You have five and a half months left to eat foie gras.
Back in 2004, Governor Schwarzenegger signed into law SF-1520, which banned the sale and production of foie gras. The law was simultaneously hailed and condemned by animal rights groups because it gave restaurants and the state's only foie gras producer, Sonoma Artisan Foie Gras, seven and a half years before SB-1250 took effect -- on July 1, 2012. Restaurants and many diners decried the law, but then most of us forgot about it. SFoodie suspects that won't be true for much longer.
While we're waiting to see if San Francisco's restaurant community will organize a campaign to overturn the law, we'll be surveying local restaurants still serving it on their menus. For instance:
Foie gras au torchon with vanilla-scented blackberries and pain de campagne ($19)
Hudson Valley foie gras with vadouvan waffle, pear jelly, and pistachio ($23)
Terrine of foie gras with toasted pain de mie ($16)
Milk-cured torchon with pear purée, served with seared foie gras with huckleberries and brioche toast ($23)

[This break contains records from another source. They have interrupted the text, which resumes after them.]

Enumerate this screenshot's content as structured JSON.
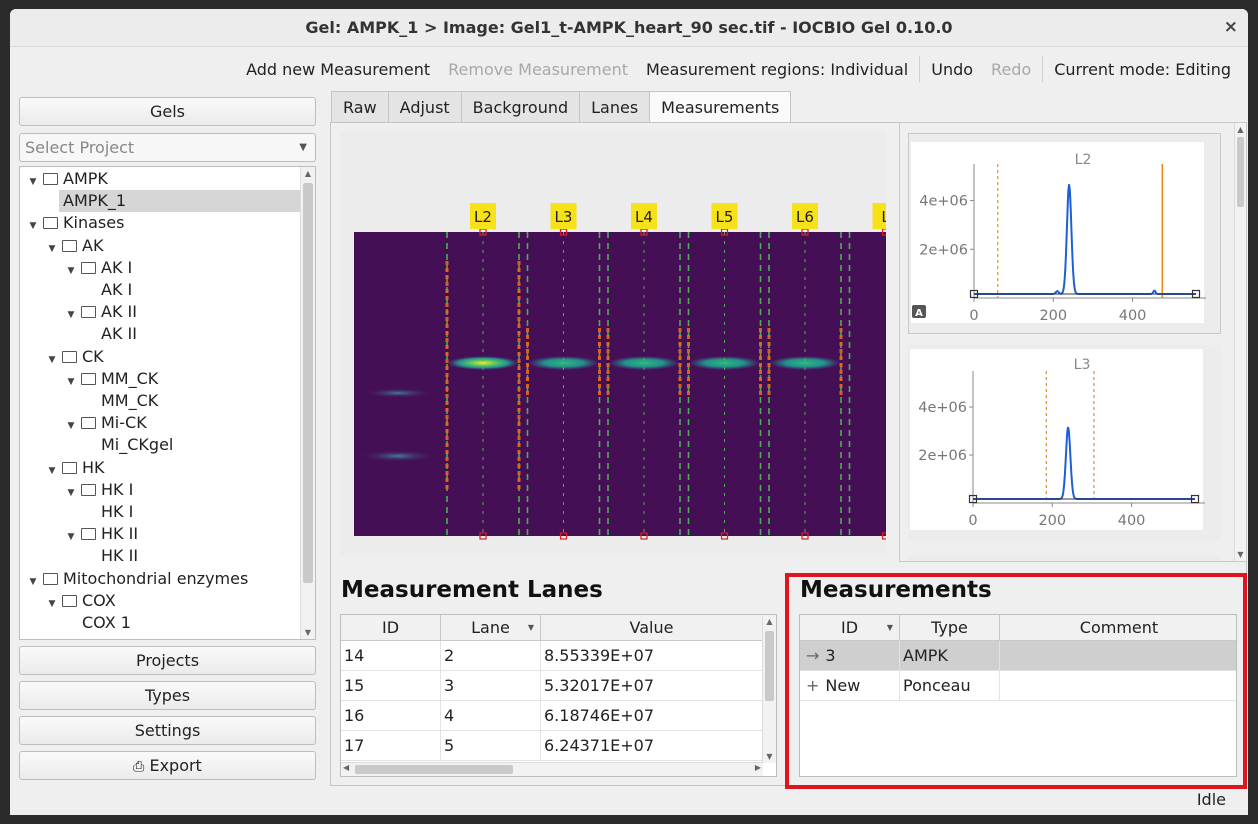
{
  "window": {
    "title": "Gel: AMPK_1 > Image: Gel1_t-AMPK_heart_90 sec.tif - IOCBIO Gel 0.10.0",
    "close_glyph": "×"
  },
  "toolbar": {
    "add_measurement": "Add new Measurement",
    "remove_measurement": "Remove Measurement",
    "regions": "Measurement regions: Individual",
    "undo": "Undo",
    "redo": "Redo",
    "mode": "Current mode: Editing"
  },
  "sidebar": {
    "gels_button": "Gels",
    "project_select_placeholder": "Select Project",
    "tree": [
      {
        "label": "AMPK",
        "level": 0,
        "type": "folder",
        "expanded": true
      },
      {
        "label": "AMPK_1",
        "level": 1,
        "type": "item",
        "selected": true
      },
      {
        "label": "Kinases",
        "level": 0,
        "type": "folder",
        "expanded": true
      },
      {
        "label": "AK",
        "level": 1,
        "type": "folder",
        "expanded": true
      },
      {
        "label": "AK I",
        "level": 2,
        "type": "folder",
        "expanded": true
      },
      {
        "label": "AK I",
        "level": 3,
        "type": "item"
      },
      {
        "label": "AK II",
        "level": 2,
        "type": "folder",
        "expanded": true
      },
      {
        "label": "AK II",
        "level": 3,
        "type": "item"
      },
      {
        "label": "CK",
        "level": 1,
        "type": "folder",
        "expanded": true
      },
      {
        "label": "MM_CK",
        "level": 2,
        "type": "folder",
        "expanded": true
      },
      {
        "label": "MM_CK",
        "level": 3,
        "type": "item"
      },
      {
        "label": "Mi-CK",
        "level": 2,
        "type": "folder",
        "expanded": true
      },
      {
        "label": "Mi_CKgel",
        "level": 3,
        "type": "item"
      },
      {
        "label": "HK",
        "level": 1,
        "type": "folder",
        "expanded": true
      },
      {
        "label": "HK I",
        "level": 2,
        "type": "folder",
        "expanded": true
      },
      {
        "label": "HK I",
        "level": 3,
        "type": "item"
      },
      {
        "label": "HK II",
        "level": 2,
        "type": "folder",
        "expanded": true
      },
      {
        "label": "HK II",
        "level": 3,
        "type": "item"
      },
      {
        "label": "Mitochondrial enzymes",
        "level": 0,
        "type": "folder",
        "expanded": true
      },
      {
        "label": "COX",
        "level": 1,
        "type": "folder",
        "expanded": true
      },
      {
        "label": "COX 1",
        "level": 2,
        "type": "item"
      }
    ],
    "projects_button": "Projects",
    "types_button": "Types",
    "settings_button": "Settings",
    "export_button": "Export"
  },
  "tabs": [
    "Raw",
    "Adjust",
    "Background",
    "Lanes",
    "Measurements"
  ],
  "active_tab": "Measurements",
  "gel": {
    "lane_labels": [
      "L2",
      "L3",
      "L4",
      "L5",
      "L6",
      "L"
    ]
  },
  "plots": [
    {
      "chart_data": {
        "type": "line",
        "title": "L2",
        "xlim": [
          0,
          560
        ],
        "ylim": [
          0,
          5500000
        ],
        "x_ticks": [
          "0",
          "200",
          "400"
        ],
        "y_ticks": [
          "2e+06",
          "4e+06"
        ],
        "peak_x": 240,
        "peak_y": 4500000,
        "region_left": 60,
        "region_right": 475,
        "auto_label": "A"
      }
    },
    {
      "chart_data": {
        "type": "line",
        "title": "L3",
        "xlim": [
          0,
          560
        ],
        "ylim": [
          0,
          5500000
        ],
        "x_ticks": [
          "0",
          "200",
          "400"
        ],
        "y_ticks": [
          "2e+06",
          "4e+06"
        ],
        "peak_x": 240,
        "peak_y": 3000000,
        "region_left": 185,
        "region_right": 305
      }
    }
  ],
  "measurement_lanes": {
    "title": "Measurement Lanes",
    "columns": [
      "ID",
      "Lane",
      "Value"
    ],
    "rows": [
      [
        "14",
        "2",
        "8.55339E+07"
      ],
      [
        "15",
        "3",
        "5.32017E+07"
      ],
      [
        "16",
        "4",
        "6.18746E+07"
      ],
      [
        "17",
        "5",
        "6.24371E+07"
      ]
    ]
  },
  "measurements": {
    "title": "Measurements",
    "columns": [
      "ID",
      "Type",
      "Comment"
    ],
    "rows": [
      {
        "marker": "→",
        "id": "3",
        "type": "AMPK",
        "comment": ""
      },
      {
        "marker": "+",
        "id": "New",
        "type": "Ponceau",
        "comment": ""
      }
    ]
  },
  "status": "Idle",
  "colors": {
    "highlight": "#e0141e",
    "gel_background": "#440f55",
    "lane_label_bg": "#f7e21a",
    "peak_line": "#1f5fd6",
    "region_line": "#e98a1a"
  }
}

Foie gras mousse with white nectarines, honey vinegar, lotus root, and praline ($22)
Seared Hudson Valley foie gras with grilled eryngi mushrooms, chanterelles, yuzu buttermilk, and Noble no. 5 ($22)

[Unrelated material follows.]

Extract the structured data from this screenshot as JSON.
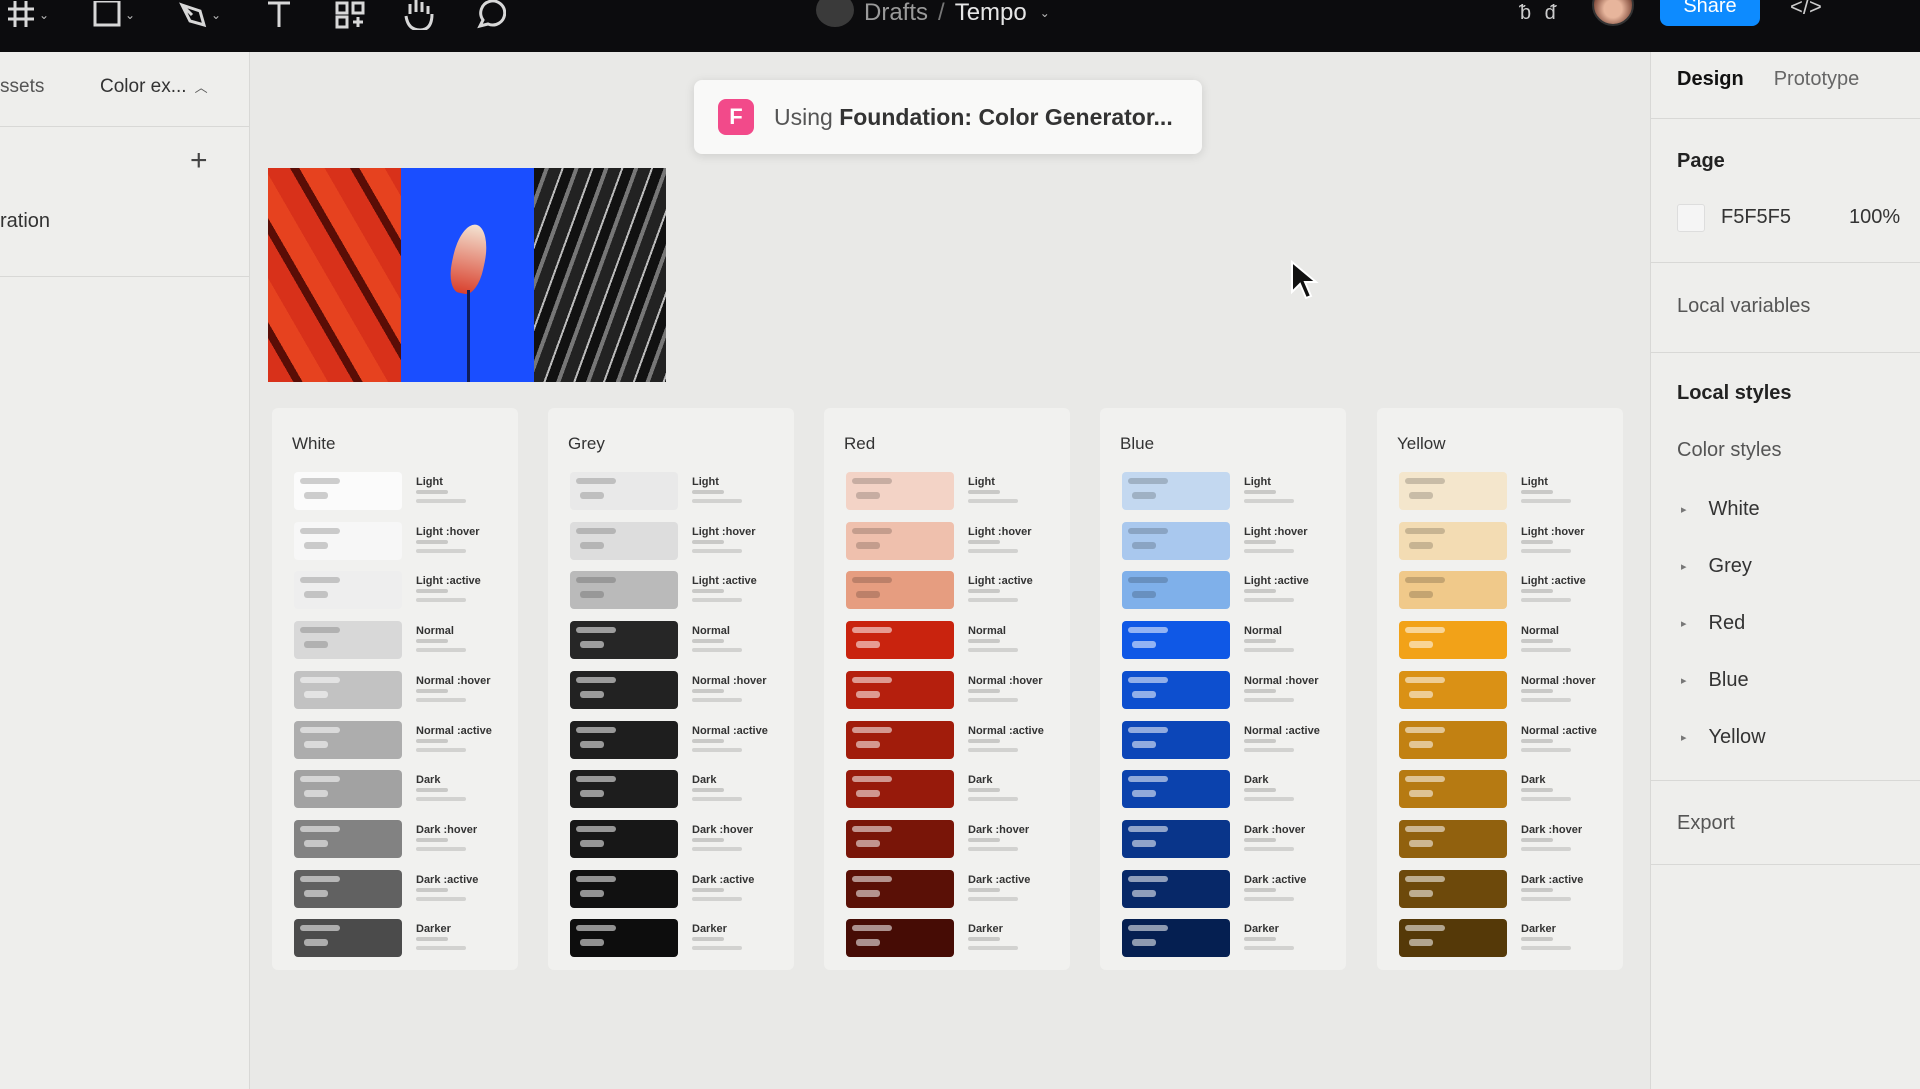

Hot and cold foie gras duo: $40
On the $245 omakase menu, there's also a foie gras mousse with preserved kumquat, fennel pollen, and mint